What happened to freedom of speech?

Mozilla CEO ousted for Prop 8 donation made in 2008

America is continuing to water down its own product by allowing Eich to be attacked by gay marriage advocates

America is continuing to water down its own product by allowing Eich to be attacked by gay marriage advocates

According to the First Amendment, you have the right to free speech. Unfortunately free speech does not equal free consequences

Political correctness so rampant that the CEO of one of the biggest software companies in the world can be forced out of his job for having “incorrect views”.

That’s exactly what happened when former Mozilla CEO Brendan Eich was forced to resign from his position due to backlash he received for donating $1000 to California’s Proposition 8 back in 2008, only just angering the public six years later when he was promoted to CEO of Mozilla, the company that created the Firefox web browser.

The donation made in 2008 didn’t become public until 2012, and even then nobody really paid much attention to it until he was promoted to CEO, and the news of the donation spread like wildfire.b

Eich was initially promoted to the Mozilla Corporation CEO on March 24th, only to resign on April 3rd, only ten days of holding the job. Ten days filled with furious debate between protestors and Eich’s defenders.

Eich, who also created Javascript, the coding language used to power many different websites and apps, said he resigned because he felt he could no longer be the effective leader Mozilla needed,

“I have decided to resign as CEO effective today, and leave Mozilla. Our mission is bigger than any one of us, and under the present circumstances, I cannot be an effective leader. I will be taking time before I decide what to do next.”

Mozilla confirmed the change in a blog post,

“Mozilla prides itself on being held to a different standard and, this past week, we didn’t live up to it. We know why people are hurt and angry, and they are right: it’s because we haven’t stayed true to ourselves,” read the post, in part. “We didn’t act like you’d expect Mozilla to act. We didn’t move fast enough to engage with people once the controversy started. We’re sorry. We must do better.”

In part due to internet and social media, news of Eich’s past spread quickly and a sort of “lynch mob” formed from many different people and groups, calling for Eich’s resignation as CEO and boycotting Firefox in protest.

Employees of Mozilla took to twitter to voice their unhappiness with Eich, and personally asked that he step down from his position as CEO.

Not only that, but three of Mozilla’s six board members stepped down from their positions the week Eich was promoted, although it is unclear if Eich’s past was the reason for leaving.

Dating site OKCupid called out Eich for his contribution and asked its users to avoid using Mozilla software to access its website. The following message appeared on the page of its Firefox users:

“Hello there, Mozilla Firefox user. Pardon this interruption of your OkCupid experience. Mozilla’s new CEO, Brendan Eich, is an opponent of equal rights for gay couples. We would therefore prefer that our users not use Mozilla software to access OkCupid.”

App developer Rarebit announced that they would no longer support the Firefox platform with Eich as CEO,

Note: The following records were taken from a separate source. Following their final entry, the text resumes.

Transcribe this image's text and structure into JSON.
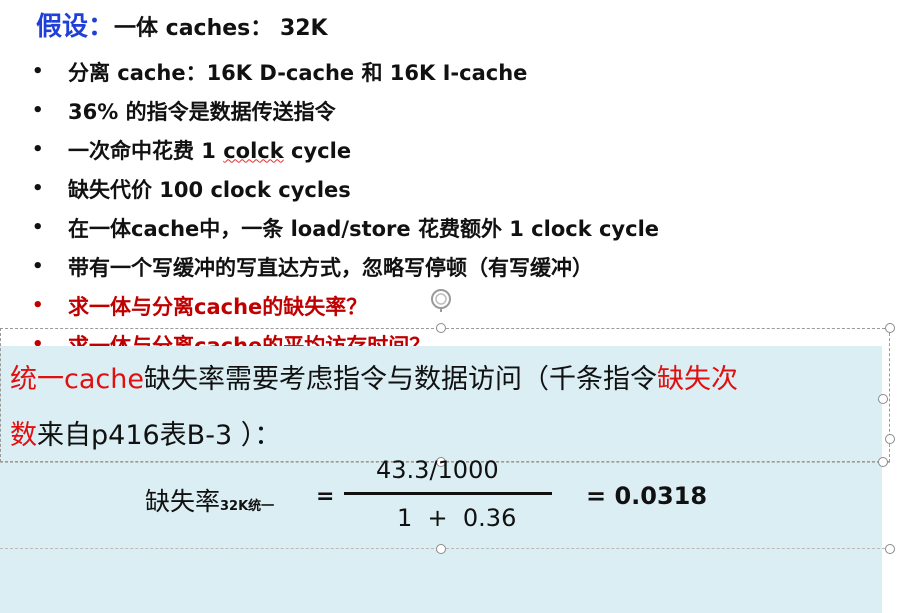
{
  "title": {
    "highlight": "假设：",
    "rest": "一体 caches： 32K"
  },
  "bullets": [
    {
      "text": "分离 cache：16K D-cache 和 16K I-cache",
      "red": false
    },
    {
      "text": "36% 的指令是数据传送指令",
      "red": false
    },
    {
      "prefix": "一次命中花费 1 ",
      "squiggle": "colck",
      "suffix": " cycle",
      "red": false
    },
    {
      "text": "缺失代价 100 clock cycles",
      "red": false
    },
    {
      "text": "在一体cache中，一条 load/store 花费额外 1 clock cycle",
      "red": false
    },
    {
      "text": "带有一个写缓冲的写直达方式，忽略写停顿（有写缓冲）",
      "red": false
    },
    {
      "text": "求一体与分离cache的缺失率？",
      "red": true
    },
    {
      "text": "求一体与分离cache的平均访存时间？",
      "red": true
    }
  ],
  "bullet_symbol": "•",
  "paragraph": {
    "line1_red1": "统一cache",
    "line1_black": "缺失率需要考虑指令与数据访问（千条指令",
    "line1_red2": "缺失次",
    "line2_red": "数",
    "line2_black": "来自p416表B-3 ）："
  },
  "formula": {
    "label": "缺失率",
    "subscript": "32K统一",
    "equals": "=",
    "numerator": "43.3/1000",
    "denominator": "1  +  0.36",
    "result": "= 0.0318"
  },
  "colors": {
    "title_blue": "#1f3fd8",
    "red": "#c00000",
    "panel_bg": "#daeef3"
  },
  "icons": {
    "cursor": "rotate-handle-icon"
  }
}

“As a married gay couple who are co-founders of this venture, we have chosen to boycott all Mozilla projects. We will not develop apps or test styles on Firefox anymore,” Hampton Catlin, CEO of Rarebit and creator of Wikipedia mobile, wrote in a letter to Eich.

“We will continue our boycott until Brendan Eich is completely removed from any day to day activities at Mozilla, which we believe is extremely unlikely after all he’s survived and the continued support he has received from Mozilla,” Catlin added.

I’m not saying at all that I support the California Proposition 8, and I’m definitely not anti-gay, but if someone wants to make a contribution to something that he thinks is righteous, then he should be allowed to do so without getting hateful feedback from people with different ideas, much less be forced to resign from his job because of it.

President Obama held the very same views on gay marriage in his 2008 campaign that Eich held. Where are the demands for his resignation for something he said six years ago?

Just because he isn’t “politically correct” in his views doesn’t mean he should have to come under fire for something he did six years ago.

Only when he works hard and gives his time and energy to the company and be promoted to CEO is when the protestors come out and call for his head.

Now I don’t agree with Eich’s descison to support Prop 8, but I applaud him because he stood up for what he thought was right and didn’t care what anyone else thought, and only stepped down because the whole controversy was hurting the very company he co-founded.

In a day in age where we are supposed to be over all of the prejudice against people whom we see as “different”, it is clearly just as rampant than ever when a man is kicked out of his own job simply for his own personal views.

And for the future of Eich, if I were him I would just keep practicing, “Welcome to Chick-fil-A. May I take your order?”